Michael Toth, Ph.D., UVM Associate Professor of Medicine. (Photo: COM Design & Photography)
He’s not a personal trainer, but University of Vermont Associate Professor of Medicine Michael Toth, Ph.D., has an idea for counteracting the muscle loss that commonly occurs in cancer patients. What causes this loss in muscle loss – or atrophy – with cancer and its treatment is still not known, but Toth believes that the reduction in physical activity during cancer treatment may be an important factor.
Fatigue is a common side effect of cancer and its treatments. Patients undergoing chemotherapy, radiation therapy or the combination of these treatments report that fatigue is “one of the most distressing side effects of their treatment,” says Toth, in some cases being so severe that it can force patients to alter their treatment. It also makes them about 50 percent less physically active than before their treatment, he adds, which can drive muscle atrophy and weakness and even more inactivity, in a disabling downward spiral.
In an effort to break this cycle, Toth, an expert in muscle physiology, and his research team will utilize a new two-year grant from the National Cancer Institute to study whether neuromuscular electrical stimulation (NMES) can help combat the effects of muscle atrophy in breast cancer patients. NMES is used most often in orthopedic injuries to prevent muscle atrophy. The women in the study who get this therapeutic device can use it at home while they relax.
“You can just sit there and it will contract your muscles for you,” says Toth, who doesn’t suggest this approach for most people, but maintains that “it may be an effective surrogate for exercise in those patients who can’t participate in a program at a traditional training facility.”
The study’s goal is to enroll 24 women with breast cancer. Half of the participants will receive a NMES device, which attaches to the thigh via electrodes and sends an electrical current that makes the muscle contract. Over two months, Toth and his team will measure each patient’s muscle size and function – taking a biopsy of the muscle to dissect the fibers and test them for their size and strength.
“These types of measurements at the cellular level are pivotal to demonstrating an effect of NMES over such a short period of time,” Toth says, because they are far more sensitive than traditional measurements of muscle size and strength.
After the completion of this two-year exploratory grant, he hopes to use the results to provide the foundation for a larger, controlled clinical trial.

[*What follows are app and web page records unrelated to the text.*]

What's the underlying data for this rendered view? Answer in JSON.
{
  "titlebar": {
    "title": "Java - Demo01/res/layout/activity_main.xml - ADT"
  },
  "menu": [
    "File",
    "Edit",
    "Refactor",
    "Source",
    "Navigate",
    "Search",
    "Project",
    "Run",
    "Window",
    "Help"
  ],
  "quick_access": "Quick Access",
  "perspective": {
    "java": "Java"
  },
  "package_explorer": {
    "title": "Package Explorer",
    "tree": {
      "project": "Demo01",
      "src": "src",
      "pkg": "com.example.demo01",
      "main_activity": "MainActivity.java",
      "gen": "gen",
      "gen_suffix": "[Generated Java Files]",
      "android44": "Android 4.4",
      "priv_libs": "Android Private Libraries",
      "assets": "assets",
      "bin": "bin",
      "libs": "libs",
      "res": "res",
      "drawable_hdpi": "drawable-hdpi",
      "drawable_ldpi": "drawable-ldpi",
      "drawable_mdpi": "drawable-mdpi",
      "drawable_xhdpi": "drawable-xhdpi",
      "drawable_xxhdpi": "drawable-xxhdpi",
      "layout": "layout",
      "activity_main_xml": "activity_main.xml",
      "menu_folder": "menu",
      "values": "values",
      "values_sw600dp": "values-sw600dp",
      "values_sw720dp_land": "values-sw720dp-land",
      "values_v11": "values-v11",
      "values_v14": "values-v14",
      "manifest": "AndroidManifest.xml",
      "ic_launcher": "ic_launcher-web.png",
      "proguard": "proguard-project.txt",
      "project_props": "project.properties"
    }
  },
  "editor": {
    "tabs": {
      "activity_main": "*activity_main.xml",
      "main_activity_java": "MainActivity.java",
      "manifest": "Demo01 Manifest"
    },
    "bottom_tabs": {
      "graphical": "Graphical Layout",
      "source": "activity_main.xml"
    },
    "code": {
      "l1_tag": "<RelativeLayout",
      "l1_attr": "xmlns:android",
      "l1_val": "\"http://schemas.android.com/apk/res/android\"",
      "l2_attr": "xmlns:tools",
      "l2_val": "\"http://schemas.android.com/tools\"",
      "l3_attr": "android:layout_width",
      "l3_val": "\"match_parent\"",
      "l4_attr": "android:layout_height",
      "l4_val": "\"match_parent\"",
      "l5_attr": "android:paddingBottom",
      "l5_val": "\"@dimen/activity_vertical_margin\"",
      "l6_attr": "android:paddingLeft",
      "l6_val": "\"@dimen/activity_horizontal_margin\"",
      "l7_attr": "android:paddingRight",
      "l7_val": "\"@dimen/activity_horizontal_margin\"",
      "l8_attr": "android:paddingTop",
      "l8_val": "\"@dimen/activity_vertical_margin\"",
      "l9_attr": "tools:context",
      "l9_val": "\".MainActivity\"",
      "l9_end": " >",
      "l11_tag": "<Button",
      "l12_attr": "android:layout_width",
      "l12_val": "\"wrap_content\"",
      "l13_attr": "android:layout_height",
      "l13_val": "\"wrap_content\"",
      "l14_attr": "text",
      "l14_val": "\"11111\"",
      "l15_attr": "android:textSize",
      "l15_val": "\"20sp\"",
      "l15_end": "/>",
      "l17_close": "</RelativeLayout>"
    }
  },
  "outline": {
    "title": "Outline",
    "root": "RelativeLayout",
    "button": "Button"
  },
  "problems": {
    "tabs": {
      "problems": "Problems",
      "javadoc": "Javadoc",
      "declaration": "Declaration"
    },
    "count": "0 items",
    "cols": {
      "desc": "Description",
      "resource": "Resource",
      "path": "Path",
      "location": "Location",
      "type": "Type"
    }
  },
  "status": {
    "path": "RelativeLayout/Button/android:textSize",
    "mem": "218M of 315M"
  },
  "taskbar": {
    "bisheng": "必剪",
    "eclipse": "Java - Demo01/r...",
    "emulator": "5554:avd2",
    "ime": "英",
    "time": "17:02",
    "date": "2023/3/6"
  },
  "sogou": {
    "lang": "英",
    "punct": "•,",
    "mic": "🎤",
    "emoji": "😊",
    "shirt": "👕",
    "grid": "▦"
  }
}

Toth, whose research focuses on chronic muscle disuse, turned his attention to cancer a few years ago and began working with Kim Dittus, M.D., Ph.D., UVM oncologist and medical director of the Steps to Wellness oncology rehabilitation program. The two researchers, both members of the University of Vermont Cancer Center, saw the same kind of muscle loss in cancer patients as had been observed in other diseases and wanted to find a way to extend the benefits of exercise to cancer patients during their treatment.
With cancer patients, it’s a challenge to lure them to rehabilitation when they already feel exhausted. That’s why it’s critical to focus on the NMES at-home therapy with these patients, says Toth, who admits that “We probably won’t completely eliminate their fatigue, but we hope to prevent the effects of fatigue on their muscles, which likely worsens their fatigue.” With more people now living many years following cancer treatment, the therapy might also mitigate the long-term effects of cancer on their overall health.
Ideally, the study will indicate the potential benefit of NMES as an intervention for oncologists to use to prevent muscle deterioration in their patients. “What we’re trying to do is lessen the burden of the disease,” Toth says.